Working data:
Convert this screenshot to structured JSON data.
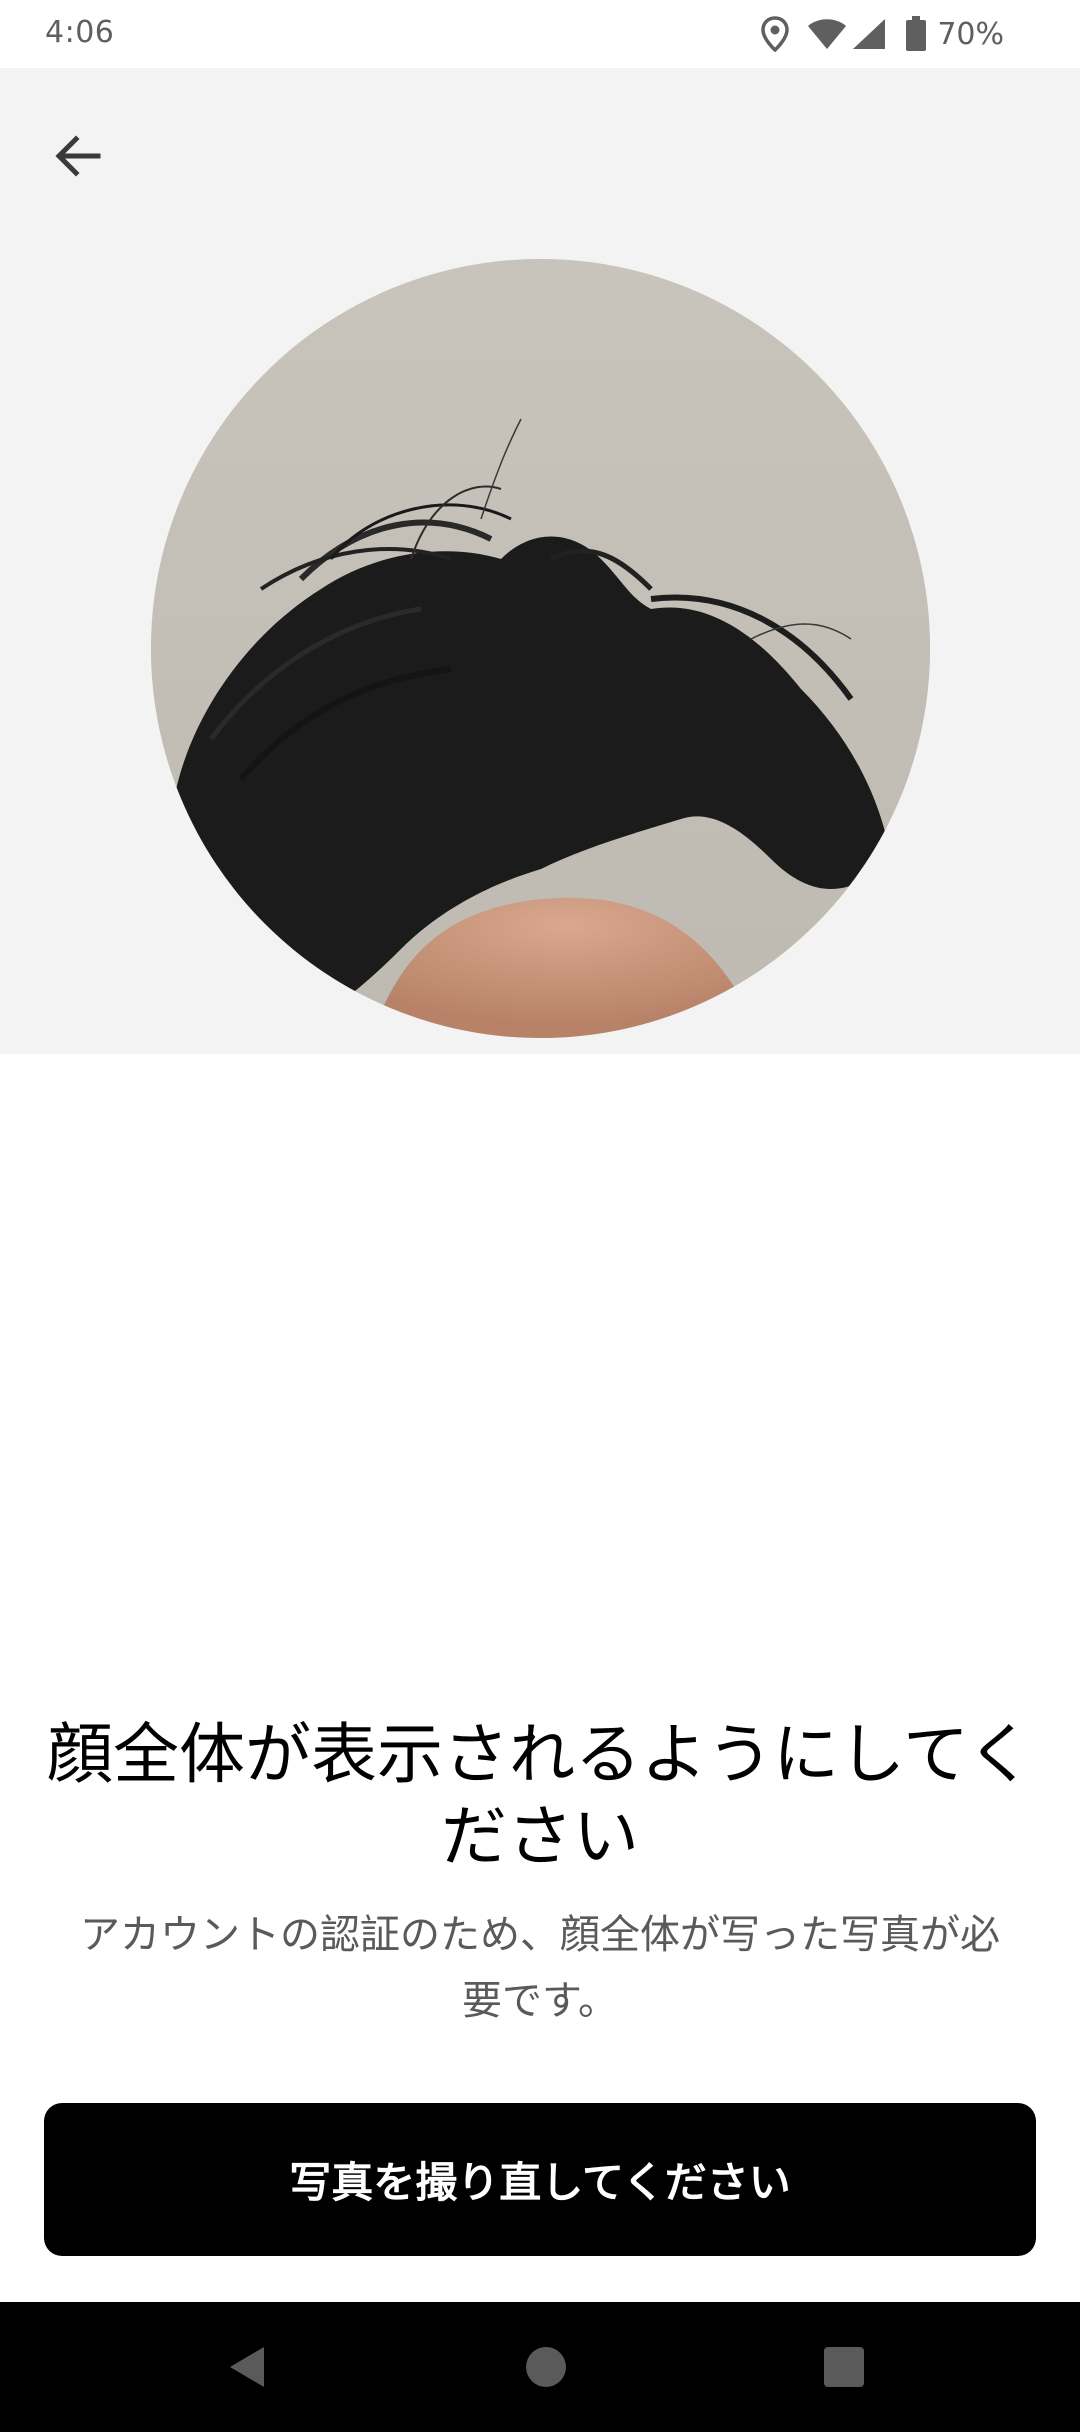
{
  "status_bar": {
    "time": "4:06",
    "battery_percent": "70%",
    "icons": [
      "location-icon",
      "wifi-icon",
      "cell-signal-icon",
      "battery-icon"
    ]
  },
  "header": {
    "back_icon": "arrow-left-icon"
  },
  "photo": {
    "description_icon": "captured-face-photo"
  },
  "content": {
    "title": "顔全体が表示されるようにしてください",
    "subtitle": "アカウントの認証のため、顔全体が写った写真が必要です。"
  },
  "actions": {
    "retake_label": "写真を撮り直してください"
  },
  "nav_bar": {
    "icons": [
      "back-triangle-icon",
      "home-circle-icon",
      "recents-square-icon"
    ]
  },
  "colors": {
    "hero_background": "#f3f3f3",
    "button_background": "#000000",
    "button_text": "#ffffff",
    "subtitle_text": "#5a5a5a"
  }
}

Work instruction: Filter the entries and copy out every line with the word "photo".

Completed exercise:
  "photo": {
    "description_icon": "captured-face-photo"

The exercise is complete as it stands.